On 25 October 1972, 27-year-old Richard Phillips stood in front of a judge in Wayne County, Michigan and listened as he was sentenced to spend the rest of his life in prison with no possibility of parole. Phillips, along with a second man, Richard Palombo, had been convicted of conspiracy to murder and the first-degree murder of Gregory Harris, a man who had been abducted from his car and shot dead 16 months earlier in Detroit on 26 June 1971.
Harris’s car was found the day after he did not return home from a trip to a drugs store with evidence of blood in the front seat. His body was not discovered for another eight months when it was found by maintenance workers dumped on a roadside in the city of Troy.
Court documents show Phillip’s conviction rested on the testimony of the victim’s brother-in-law, Fred Mitchell, and his co-defendant who claimed Phillips met with them on multiple occasions to discuss and plan the murder of Gregory Harris before they carried it out. Mitchell had been arrested on further felony charges and offered the information about Harris’s murder in order to obtain leniency.

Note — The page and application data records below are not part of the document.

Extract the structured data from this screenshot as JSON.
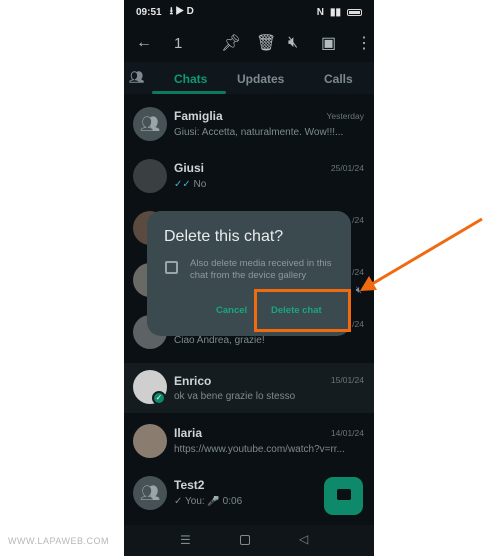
{
  "status": {
    "time": "09:51"
  },
  "topbar": {
    "count": "1"
  },
  "tabs": [
    {
      "label": "Chats",
      "active": true
    },
    {
      "label": "Updates"
    },
    {
      "label": "Calls"
    }
  ],
  "chats": [
    {
      "name": "Famiglia",
      "message": "Giusi: Accetta, naturalmente. Wow!!!...",
      "date": "Yesterday",
      "avatar": "group-icon"
    },
    {
      "name": "Giusi",
      "message": "No",
      "date": "25/01/24",
      "status": "read-double-check"
    },
    {
      "name": "",
      "message": "",
      "date": "/24"
    },
    {
      "name": "",
      "message": "",
      "date": "/24"
    },
    {
      "name": "",
      "message": "Ciao Andrea, grazie!",
      "date": "/24"
    },
    {
      "name": "Enrico",
      "message": "ok va bene grazie lo stesso",
      "date": "15/01/24",
      "selected": true
    },
    {
      "name": "Ilaria",
      "message": "https://www.youtube.com/watch?v=rr...",
      "date": "14/01/24"
    },
    {
      "name": "Test2",
      "message": "You: 🎤 0:06",
      "date": "",
      "status": "sent-check",
      "avatar": "group-icon"
    }
  ],
  "dialog": {
    "title": "Delete this chat?",
    "checkbox_label": "Also delete media received in this chat from the device gallery",
    "checked": false,
    "cancel": "Cancel",
    "confirm": "Delete chat"
  },
  "colors": {
    "accent": "#1aa57e",
    "highlight": "#f06a10"
  },
  "watermark": "WWW.LAPAWEB.COM"
}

For 45 years Richard Phillips maintained his innocence behind bars, repeatedly claiming he had no part in the planning or execution of a murder. In 2010, during a parole board meeting, his co-accused changed his statement. Richard Palombo said Phillips was not involved in the murder and the pair had never met. It was himself and the victim’s brother-in-law who carried out the crime on their own he told them.
It wasn’t until 2014 that this information filtered through to the Innocence Clinic at Michigan University who interviewed the men involved and began working on obtaining freedom for Phillips. In 2016 Richard Phillips was finally granted a new trial. He refused to accept a plea deal, determined to prove his innocence fully in court. On 14 December 2017, his conviction was overturned and he was released on bail pending a new trial. On 28 March 2018, Wayne County prosecutors announced they would not be trying the now 72-year-old again and dismissed the charges against him.
“There’s nothing I can say to bring back 40 years of his life. The system failed him. This is a true exoneration.”
Across the year of 2016, Time reports that 166 people were declared innocent after being convicted of a crime and sent to prison.This breaks down to an average of more than three exonerations per week. 33% of the exonerations in 2016 related to crimes of murder and manslaughter, compared to 44% representing non-violent crimes. Furthermore, more than 50% of all cases of wrongful convictions can be traced back to an individual lying and committing perjury or providing false accusations, as in the case of Richard Phillips.
With the increase in innocence projects and dedicated units across the country, more cases are being looked at with the scrutiny and attention they deserve, forcing prosecutorial offices to take action to correct wrongful convictions and free innocent people.
The impact of sending an innocent individual to prison for a crime they didn’t commit is twofold. Not only does this destroy that individual’s life, stealing their freedom, and enforcing caged living, they are labelled as a violent criminal, a murderer, or a rapist depending on their conviction.
“They threw me in prison and took me away from my life. So now I have to try and get it back together.”
Alongside the damage to their lives, their conviction means the real criminal; the individual who did carry out the crime in question remains free in society. They are unpunished, unrestricted, and unmonitored, leaving them entirely free to commit the same crime again.
The rates of wrongful convictions can be startling. Using data on 7,482 people sentenced to death row between 1973 and 2004, University of Michigan law professor Samuel Gross found the death row false conviction rate in the United States to be 4.1%.
Published in 2014, in the Proceedings of the National Academy of Sciences, the research also highlighted that the wrongfully convicted who were sentenced to death and have their sentences changed to life without parole are obviously saved from execution, but they are then less likely to be exonerated than if they had remained on death row. “They are sentenced, and then forgotten,” Gross wrote.
In the Richard Phillips case, the University of Michigan, whose Innocence Clinic was instrumental in securing his freedom, said, “No one in the United States has served more years in prison before being exonerated. His freedom truly belongs to him again.”
Now that all charges against him have been formally dismissed, Richard Phillips can begin the long road of rebuilding his life, trying to reconnect with his family, and somehow process the decades-long ordeal he has been put through. When asked about how he feels he told reporters, “I’ve never carried bitterness around, so I’m not a bitter man. Freedom is giving me the hope that no matter what happens in the future, this is a good beginning.”